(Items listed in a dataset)
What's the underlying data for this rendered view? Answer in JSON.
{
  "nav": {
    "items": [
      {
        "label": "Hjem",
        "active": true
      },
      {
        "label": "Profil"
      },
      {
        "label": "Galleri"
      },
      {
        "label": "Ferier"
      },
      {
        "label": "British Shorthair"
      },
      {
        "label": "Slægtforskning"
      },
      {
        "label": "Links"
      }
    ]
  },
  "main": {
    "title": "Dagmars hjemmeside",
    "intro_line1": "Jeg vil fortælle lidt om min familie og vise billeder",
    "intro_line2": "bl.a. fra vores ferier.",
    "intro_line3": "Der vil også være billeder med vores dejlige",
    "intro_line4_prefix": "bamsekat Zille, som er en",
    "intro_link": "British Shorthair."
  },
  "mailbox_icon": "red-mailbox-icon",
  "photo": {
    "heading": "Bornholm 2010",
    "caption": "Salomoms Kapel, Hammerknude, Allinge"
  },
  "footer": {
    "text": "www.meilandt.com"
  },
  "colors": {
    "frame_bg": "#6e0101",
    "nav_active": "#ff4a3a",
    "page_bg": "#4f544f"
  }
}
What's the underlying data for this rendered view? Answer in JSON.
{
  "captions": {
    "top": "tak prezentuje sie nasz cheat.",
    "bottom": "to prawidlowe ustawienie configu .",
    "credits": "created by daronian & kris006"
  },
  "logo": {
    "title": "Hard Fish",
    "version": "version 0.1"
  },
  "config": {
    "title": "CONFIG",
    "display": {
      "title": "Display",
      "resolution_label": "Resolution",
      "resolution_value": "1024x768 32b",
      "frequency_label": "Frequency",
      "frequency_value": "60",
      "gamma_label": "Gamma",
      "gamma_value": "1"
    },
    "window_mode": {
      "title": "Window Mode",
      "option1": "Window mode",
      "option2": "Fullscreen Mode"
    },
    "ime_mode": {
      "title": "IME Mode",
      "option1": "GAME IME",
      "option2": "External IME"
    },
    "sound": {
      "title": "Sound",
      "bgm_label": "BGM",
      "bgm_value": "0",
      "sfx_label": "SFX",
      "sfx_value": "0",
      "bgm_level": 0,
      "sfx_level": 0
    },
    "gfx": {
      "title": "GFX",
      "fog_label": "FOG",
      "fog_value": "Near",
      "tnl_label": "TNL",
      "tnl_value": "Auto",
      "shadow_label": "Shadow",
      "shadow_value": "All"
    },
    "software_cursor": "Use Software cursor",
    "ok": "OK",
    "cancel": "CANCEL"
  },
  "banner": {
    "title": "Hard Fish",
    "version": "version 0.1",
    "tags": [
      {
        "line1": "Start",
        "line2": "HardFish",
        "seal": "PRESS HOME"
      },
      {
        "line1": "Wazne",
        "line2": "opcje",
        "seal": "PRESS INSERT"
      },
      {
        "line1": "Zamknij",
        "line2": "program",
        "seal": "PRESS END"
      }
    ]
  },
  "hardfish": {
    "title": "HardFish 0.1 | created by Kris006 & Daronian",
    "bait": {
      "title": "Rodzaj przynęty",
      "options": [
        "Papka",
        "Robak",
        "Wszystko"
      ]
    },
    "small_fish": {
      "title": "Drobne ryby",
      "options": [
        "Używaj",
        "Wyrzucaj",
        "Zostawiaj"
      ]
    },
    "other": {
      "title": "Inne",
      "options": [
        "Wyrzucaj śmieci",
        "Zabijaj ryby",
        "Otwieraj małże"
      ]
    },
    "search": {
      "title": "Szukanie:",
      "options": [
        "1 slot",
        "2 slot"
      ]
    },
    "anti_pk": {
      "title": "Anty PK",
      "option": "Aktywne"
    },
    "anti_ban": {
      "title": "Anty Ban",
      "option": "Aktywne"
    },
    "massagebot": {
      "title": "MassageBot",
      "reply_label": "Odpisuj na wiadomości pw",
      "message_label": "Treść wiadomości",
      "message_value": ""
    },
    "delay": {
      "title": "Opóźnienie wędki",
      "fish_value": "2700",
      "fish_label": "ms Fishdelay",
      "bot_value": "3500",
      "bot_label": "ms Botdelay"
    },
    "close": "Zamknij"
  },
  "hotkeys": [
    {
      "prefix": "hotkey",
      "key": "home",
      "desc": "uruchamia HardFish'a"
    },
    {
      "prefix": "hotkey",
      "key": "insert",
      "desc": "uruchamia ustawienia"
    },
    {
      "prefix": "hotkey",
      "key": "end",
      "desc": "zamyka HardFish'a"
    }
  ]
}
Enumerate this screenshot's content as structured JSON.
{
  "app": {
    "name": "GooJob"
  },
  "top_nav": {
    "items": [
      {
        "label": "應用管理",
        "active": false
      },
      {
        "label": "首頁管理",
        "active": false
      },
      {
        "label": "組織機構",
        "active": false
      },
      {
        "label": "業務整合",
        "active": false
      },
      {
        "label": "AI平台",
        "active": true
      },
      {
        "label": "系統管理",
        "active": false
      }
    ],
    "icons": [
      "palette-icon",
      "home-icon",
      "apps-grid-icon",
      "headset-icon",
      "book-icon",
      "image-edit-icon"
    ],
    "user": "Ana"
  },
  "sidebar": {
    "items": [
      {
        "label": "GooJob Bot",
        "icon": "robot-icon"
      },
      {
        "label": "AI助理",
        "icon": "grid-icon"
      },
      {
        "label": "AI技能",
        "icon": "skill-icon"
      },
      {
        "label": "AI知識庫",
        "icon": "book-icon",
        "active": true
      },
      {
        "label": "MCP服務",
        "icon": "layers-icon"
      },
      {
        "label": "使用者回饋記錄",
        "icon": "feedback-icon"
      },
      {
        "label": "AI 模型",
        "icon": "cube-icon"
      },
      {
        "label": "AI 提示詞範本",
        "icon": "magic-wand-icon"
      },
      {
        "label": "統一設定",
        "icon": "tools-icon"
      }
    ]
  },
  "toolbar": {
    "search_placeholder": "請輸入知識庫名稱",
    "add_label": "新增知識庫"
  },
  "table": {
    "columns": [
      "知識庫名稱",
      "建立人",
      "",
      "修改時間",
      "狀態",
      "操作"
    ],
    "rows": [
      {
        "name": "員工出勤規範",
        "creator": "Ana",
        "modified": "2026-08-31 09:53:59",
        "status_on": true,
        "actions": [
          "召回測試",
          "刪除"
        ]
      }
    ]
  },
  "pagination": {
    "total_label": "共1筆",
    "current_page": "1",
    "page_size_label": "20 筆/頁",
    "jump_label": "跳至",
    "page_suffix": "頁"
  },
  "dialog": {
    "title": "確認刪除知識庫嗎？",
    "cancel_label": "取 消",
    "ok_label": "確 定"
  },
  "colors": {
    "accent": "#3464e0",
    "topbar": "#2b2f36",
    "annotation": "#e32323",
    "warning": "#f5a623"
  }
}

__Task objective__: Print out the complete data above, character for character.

__Exercise answer__:
What's the underlying data for this rendered view? Answer in JSON.
{
  "nav": {
    "items": [
      {
        "label": "Hjem",
        "active": true
      },
      {
        "label": "Profil"
      },
      {
        "label": "Galleri"
      },
      {
        "label": "Ferier"
      },
      {
        "label": "British Shorthair"
      },
      {
        "label": "Slægtforskning"
      },
      {
        "label": "Links"
      }
    ]
  },
  "main": {
    "title": "Dagmars hjemmeside",
    "intro_line1": "Jeg vil fortælle lidt om min familie og vise billeder",
    "intro_line2": "bl.a. fra vores ferier.",
    "intro_line3": "Der vil også være billeder med vores dejlige",
    "intro_line4_prefix": "bamsekat Zille, som er en",
    "intro_link": "British Shorthair."
  },
  "mailbox_icon": "red-mailbox-icon",
  "photo": {
    "heading": "Bornholm 2010",
    "caption": "Salomoms Kapel, Hammerknude, Allinge"
  },
  "footer": {
    "text": "www.meilandt.com"
  },
  "colors": {
    "frame_bg": "#6e0101",
    "nav_active": "#ff4a3a",
    "page_bg": "#4f544f"
  }
}
What's the underlying data for this rendered view? Answer in JSON.
{
  "captions": {
    "top": "tak prezentuje sie nasz cheat.",
    "bottom": "to prawidlowe ustawienie configu .",
    "credits": "created by daronian & kris006"
  },
  "logo": {
    "title": "Hard Fish",
    "version": "version 0.1"
  },
  "config": {
    "title": "CONFIG",
    "display": {
      "title": "Display",
      "resolution_label": "Resolution",
      "resolution_value": "1024x768 32b",
      "frequency_label": "Frequency",
      "frequency_value": "60",
      "gamma_label": "Gamma",
      "gamma_value": "1"
    },
    "window_mode": {
      "title": "Window Mode",
      "option1": "Window mode",
      "option2": "Fullscreen Mode"
    },
    "ime_mode": {
      "title": "IME Mode",
      "option1": "GAME IME",
      "option2": "External IME"
    },
    "sound": {
      "title": "Sound",
      "bgm_label": "BGM",
      "bgm_value": "0",
      "sfx_label": "SFX",
      "sfx_value": "0",
      "bgm_level": 0,
      "sfx_level": 0
    },
    "gfx": {
      "title": "GFX",
      "fog_label": "FOG",
      "fog_value": "Near",
      "tnl_label": "TNL",
      "tnl_value": "Auto",
      "shadow_label": "Shadow",
      "shadow_value": "All"
    },
    "software_cursor": "Use Software cursor",
    "ok": "OK",
    "cancel": "CANCEL"
  },
  "banner": {
    "title": "Hard Fish",
    "version": "version 0.1",
    "tags": [
      {
        "line1": "Start",
        "line2": "HardFish",
        "seal": "PRESS HOME"
      },
      {
        "line1": "Wazne",
        "line2": "opcje",
        "seal": "PRESS INSERT"
      },
      {
        "line1": "Zamknij",
        "line2": "program",
        "seal": "PRESS END"
      }
    ]
  },
  "hardfish": {
    "title": "HardFish 0.1 | created by Kris006 & Daronian",
    "bait": {
      "title": "Rodzaj przynęty",
      "options": [
        "Papka",
        "Robak",
        "Wszystko"
      ]
    },
    "small_fish": {
      "title": "Drobne ryby",
      "options": [
        "Używaj",
        "Wyrzucaj",
        "Zostawiaj"
      ]
    },
    "other": {
      "title": "Inne",
      "options": [
        "Wyrzucaj śmieci",
        "Zabijaj ryby",
        "Otwieraj małże"
      ]
    },
    "search": {
      "title": "Szukanie:",
      "options": [
        "1 slot",
        "2 slot"
      ]
    },
    "anti_pk": {
      "title": "Anty PK",
      "option": "Aktywne"
    },
    "anti_ban": {
      "title": "Anty Ban",
      "option": "Aktywne"
    },
    "massagebot": {
      "title": "MassageBot",
      "reply_label": "Odpisuj na wiadomości pw",
      "message_label": "Treść wiadomości",
      "message_value": ""
    },
    "delay": {
      "title": "Opóźnienie wędki",
      "fish_value": "2700",
      "fish_label": "ms Fishdelay",
      "bot_value": "3500",
      "bot_label": "ms Botdelay"
    },
    "close": "Zamknij"
  },
  "hotkeys": [
    {
      "prefix": "hotkey",
      "key": "home",
      "desc": "uruchamia HardFish'a"
    },
    {
      "prefix": "hotkey",
      "key": "insert",
      "desc": "uruchamia ustawienia"
    },
    {
      "prefix": "hotkey",
      "key": "end",
      "desc": "zamyka HardFish'a"
    }
  ]
}
Enumerate this screenshot's content as structured JSON.
{
  "app": {
    "name": "GooJob"
  },
  "top_nav": {
    "items": [
      {
        "label": "應用管理",
        "active": false
      },
      {
        "label": "首頁管理",
        "active": false
      },
      {
        "label": "組織機構",
        "active": false
      },
      {
        "label": "業務整合",
        "active": false
      },
      {
        "label": "AI平台",
        "active": true
      },
      {
        "label": "系統管理",
        "active": false
      }
    ],
    "icons": [
      "palette-icon",
      "home-icon",
      "apps-grid-icon",
      "headset-icon",
      "book-icon",
      "image-edit-icon"
    ],
    "user": "Ana"
  },
  "sidebar": {
    "items": [
      {
        "label": "GooJob Bot",
        "icon": "robot-icon"
      },
      {
        "label": "AI助理",
        "icon": "grid-icon"
      },
      {
        "label": "AI技能",
        "icon": "skill-icon"
      },
      {
        "label": "AI知識庫",
        "icon": "book-icon",
        "active": true
      },
      {
        "label": "MCP服務",
        "icon": "layers-icon"
      },
      {
        "label": "使用者回饋記錄",
        "icon": "feedback-icon"
      },
      {
        "label": "AI 模型",
        "icon": "cube-icon"
      },
      {
        "label": "AI 提示詞範本",
        "icon": "magic-wand-icon"
      },
      {
        "label": "統一設定",
        "icon": "tools-icon"
      }
    ]
  },
  "toolbar": {
    "search_placeholder": "請輸入知識庫名稱",
    "add_label": "新增知識庫"
  },
  "table": {
    "columns": [
      "知識庫名稱",
      "建立人",
      "",
      "修改時間",
      "狀態",
      "操作"
    ],
    "rows": [
      {
        "name": "員工出勤規範",
        "creator": "Ana",
        "modified": "2026-08-31 09:53:59",
        "status_on": true,
        "actions": [
          "召回測試",
          "刪除"
        ]
      }
    ]
  },
  "pagination": {
    "total_label": "共1筆",
    "current_page": "1",
    "page_size_label": "20 筆/頁",
    "jump_label": "跳至",
    "page_suffix": "頁"
  },
  "dialog": {
    "title": "確認刪除知識庫嗎？",
    "cancel_label": "取 消",
    "ok_label": "確 定"
  },
  "colors": {
    "accent": "#3464e0",
    "topbar": "#2b2f36",
    "annotation": "#e32323",
    "warning": "#f5a623"
  }
}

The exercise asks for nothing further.